Even today God’s people have nothing of physical value to offer Him. “The earth is the Lord’s and the fullness thereof” (Psalm 24.1). The most “valuable things” in this world ultimately belong to God and therefore speak to His greater glory (Haggai 2.7-9). This does not mean we have nothing to give. However, because He is Creator and we are created, He doesn’t ask us to consider His needs. He tells us to obey his commands (Exodus 19.5-6; John 14.15). To impose our think-sos or ignore His words (Psalm 50.17; 2 Thessalonians 1.8) are an affront to His existence.
“you thought that I was one yourself. But now I rebuke you and lay the charge before you.” (Psalm 50.21)
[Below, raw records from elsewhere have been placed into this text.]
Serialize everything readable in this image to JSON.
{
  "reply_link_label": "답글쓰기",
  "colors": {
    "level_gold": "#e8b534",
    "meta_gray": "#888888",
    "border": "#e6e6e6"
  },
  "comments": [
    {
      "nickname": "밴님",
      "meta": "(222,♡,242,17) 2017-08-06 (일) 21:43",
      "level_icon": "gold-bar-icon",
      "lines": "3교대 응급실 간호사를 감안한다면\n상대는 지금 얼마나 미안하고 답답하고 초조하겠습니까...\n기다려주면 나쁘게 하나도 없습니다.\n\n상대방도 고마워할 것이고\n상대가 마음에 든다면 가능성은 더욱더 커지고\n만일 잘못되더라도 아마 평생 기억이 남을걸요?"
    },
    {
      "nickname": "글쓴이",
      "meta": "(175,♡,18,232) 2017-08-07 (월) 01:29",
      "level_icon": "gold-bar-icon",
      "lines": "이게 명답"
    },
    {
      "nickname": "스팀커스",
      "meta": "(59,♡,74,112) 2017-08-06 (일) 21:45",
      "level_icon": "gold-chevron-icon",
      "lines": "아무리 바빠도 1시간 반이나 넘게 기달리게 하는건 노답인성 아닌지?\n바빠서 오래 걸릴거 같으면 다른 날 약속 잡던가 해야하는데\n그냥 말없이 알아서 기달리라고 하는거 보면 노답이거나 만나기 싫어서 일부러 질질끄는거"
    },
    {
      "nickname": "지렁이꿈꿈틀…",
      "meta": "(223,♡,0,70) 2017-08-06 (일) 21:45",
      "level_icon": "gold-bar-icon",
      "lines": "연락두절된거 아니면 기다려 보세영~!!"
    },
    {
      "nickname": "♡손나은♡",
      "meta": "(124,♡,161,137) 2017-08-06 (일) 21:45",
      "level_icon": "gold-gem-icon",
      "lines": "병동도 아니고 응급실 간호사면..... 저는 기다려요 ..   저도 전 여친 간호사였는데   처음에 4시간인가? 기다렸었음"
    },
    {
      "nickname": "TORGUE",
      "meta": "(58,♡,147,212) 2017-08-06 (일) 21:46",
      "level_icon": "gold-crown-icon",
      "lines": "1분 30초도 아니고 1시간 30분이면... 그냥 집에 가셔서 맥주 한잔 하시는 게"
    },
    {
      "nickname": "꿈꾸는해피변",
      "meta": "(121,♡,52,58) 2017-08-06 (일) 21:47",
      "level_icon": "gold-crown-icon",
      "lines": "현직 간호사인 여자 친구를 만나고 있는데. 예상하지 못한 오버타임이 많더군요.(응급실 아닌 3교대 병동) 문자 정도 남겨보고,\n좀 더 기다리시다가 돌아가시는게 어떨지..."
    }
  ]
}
God is relationally similar to us, which makes it is easy to humanize God. Like a child with limited understanding, we assume because we get hungry, tired, frustrated, annoyed etc. God feels the same things we do, in the same ways. But He is distinctly different, and we must not treat Him as our contemporary.
“Offer to God a sacrifice of thanksgiving and perform our vows to the Most High and call upon me in the day of trouble; I will deliver you, and you shall glorify me.” (Psalm 50.14-15)
Although He doesn’t exist as we do, we are designed as vehicles of His goodness and holiness (Psalm 50.5-6; Ephesians 1.4). He gives to us so we will benefit and bless Him in this world. We only know about God what He has revealed to us. We must be cautious not to impose on Him our characteristics and rationale. Rather, in humility, we ought to be thankful for what we are given and take it seriously.
“Mark this, then, you who forget God, lest I tear you apart and there be none to deliver! The one who offers thanksgiving as a sacrifice glorifies me; to one who orders his way rightly I will show the salvation of God.” (Psalm 50.22-23)